§ **Supplied records**:
━━━

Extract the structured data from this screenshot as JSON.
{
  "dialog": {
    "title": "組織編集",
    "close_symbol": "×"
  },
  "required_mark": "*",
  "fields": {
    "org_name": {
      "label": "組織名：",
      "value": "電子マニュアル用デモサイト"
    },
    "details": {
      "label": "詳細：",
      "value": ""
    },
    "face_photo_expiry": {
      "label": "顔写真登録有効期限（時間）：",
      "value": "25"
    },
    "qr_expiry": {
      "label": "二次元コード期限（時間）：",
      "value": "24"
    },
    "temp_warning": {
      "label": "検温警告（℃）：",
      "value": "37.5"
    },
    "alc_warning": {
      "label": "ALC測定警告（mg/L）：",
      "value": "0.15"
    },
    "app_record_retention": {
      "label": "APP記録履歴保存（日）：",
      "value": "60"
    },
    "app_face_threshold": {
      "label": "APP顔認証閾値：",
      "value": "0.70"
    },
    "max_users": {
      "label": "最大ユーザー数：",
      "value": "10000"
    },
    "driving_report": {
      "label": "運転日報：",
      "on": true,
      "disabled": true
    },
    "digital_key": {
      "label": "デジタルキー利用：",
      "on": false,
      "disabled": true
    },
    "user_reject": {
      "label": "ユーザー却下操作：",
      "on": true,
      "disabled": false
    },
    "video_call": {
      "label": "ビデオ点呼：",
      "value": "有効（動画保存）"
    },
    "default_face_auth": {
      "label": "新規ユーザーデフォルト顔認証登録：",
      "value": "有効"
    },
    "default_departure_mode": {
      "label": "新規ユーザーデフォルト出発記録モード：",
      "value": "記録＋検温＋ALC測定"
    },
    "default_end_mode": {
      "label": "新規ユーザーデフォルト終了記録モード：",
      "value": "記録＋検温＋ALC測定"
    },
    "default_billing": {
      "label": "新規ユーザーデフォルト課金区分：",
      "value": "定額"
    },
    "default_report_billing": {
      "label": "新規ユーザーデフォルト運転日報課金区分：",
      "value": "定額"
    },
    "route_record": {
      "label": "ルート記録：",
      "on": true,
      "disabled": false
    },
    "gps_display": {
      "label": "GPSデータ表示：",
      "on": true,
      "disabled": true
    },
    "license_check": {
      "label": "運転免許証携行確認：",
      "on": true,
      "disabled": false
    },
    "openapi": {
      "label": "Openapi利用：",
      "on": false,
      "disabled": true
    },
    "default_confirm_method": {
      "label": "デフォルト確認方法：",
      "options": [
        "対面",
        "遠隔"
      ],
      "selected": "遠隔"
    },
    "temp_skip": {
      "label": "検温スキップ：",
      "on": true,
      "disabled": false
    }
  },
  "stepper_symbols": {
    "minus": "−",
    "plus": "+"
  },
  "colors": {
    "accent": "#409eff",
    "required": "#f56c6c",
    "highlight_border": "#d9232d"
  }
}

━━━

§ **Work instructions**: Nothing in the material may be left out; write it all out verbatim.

§ **Task answer**:
Extract the structured data from this screenshot as JSON.
{
  "dialog": {
    "title": "組織編集",
    "close_symbol": "×"
  },
  "required_mark": "*",
  "fields": {
    "org_name": {
      "label": "組織名：",
      "value": "電子マニュアル用デモサイト"
    },
    "details": {
      "label": "詳細：",
      "value": ""
    },
    "face_photo_expiry": {
      "label": "顔写真登録有効期限（時間）：",
      "value": "25"
    },
    "qr_expiry": {
      "label": "二次元コード期限（時間）：",
      "value": "24"
    },
    "temp_warning": {
      "label": "検温警告（℃）：",
      "value": "37.5"
    },
    "alc_warning": {
      "label": "ALC測定警告（mg/L）：",
      "value": "0.15"
    },
    "app_record_retention": {
      "label": "APP記録履歴保存（日）：",
      "value": "60"
    },
    "app_face_threshold": {
      "label": "APP顔認証閾値：",
      "value": "0.70"
    },
    "max_users": {
      "label": "最大ユーザー数：",
      "value": "10000"
    },
    "driving_report": {
      "label": "運転日報：",
      "on": true,
      "disabled": true
    },
    "digital_key": {
      "label": "デジタルキー利用：",
      "on": false,
      "disabled": true
    },
    "user_reject": {
      "label": "ユーザー却下操作：",
      "on": true,
      "disabled": false
    },
    "video_call": {
      "label": "ビデオ点呼：",
      "value": "有効（動画保存）"
    },
    "default_face_auth": {
      "label": "新規ユーザーデフォルト顔認証登録：",
      "value": "有効"
    },
    "default_departure_mode": {
      "label": "新規ユーザーデフォルト出発記録モード：",
      "value": "記録＋検温＋ALC測定"
    },
    "default_end_mode": {
      "label": "新規ユーザーデフォルト終了記録モード：",
      "value": "記録＋検温＋ALC測定"
    },
    "default_billing": {
      "label": "新規ユーザーデフォルト課金区分：",
      "value": "定額"
    },
    "default_report_billing": {
      "label": "新規ユーザーデフォルト運転日報課金区分：",
      "value": "定額"
    },
    "route_record": {
      "label": "ルート記録：",
      "on": true,
      "disabled": false
    },
    "gps_display": {
      "label": "GPSデータ表示：",
      "on": true,
      "disabled": true
    },
    "license_check": {
      "label": "運転免許証携行確認：",
      "on": true,
      "disabled": false
    },
    "openapi": {
      "label": "Openapi利用：",
      "on": false,
      "disabled": true
    },
    "default_confirm_method": {
      "label": "デフォルト確認方法：",
      "options": [
        "対面",
        "遠隔"
      ],
      "selected": "遠隔"
    },
    "temp_skip": {
      "label": "検温スキップ：",
      "on": true,
      "disabled": false
    }
  },
  "stepper_symbols": {
    "minus": "−",
    "plus": "+"
  },
  "colors": {
    "accent": "#409eff",
    "required": "#f56c6c",
    "highlight_border": "#d9232d"
  }
}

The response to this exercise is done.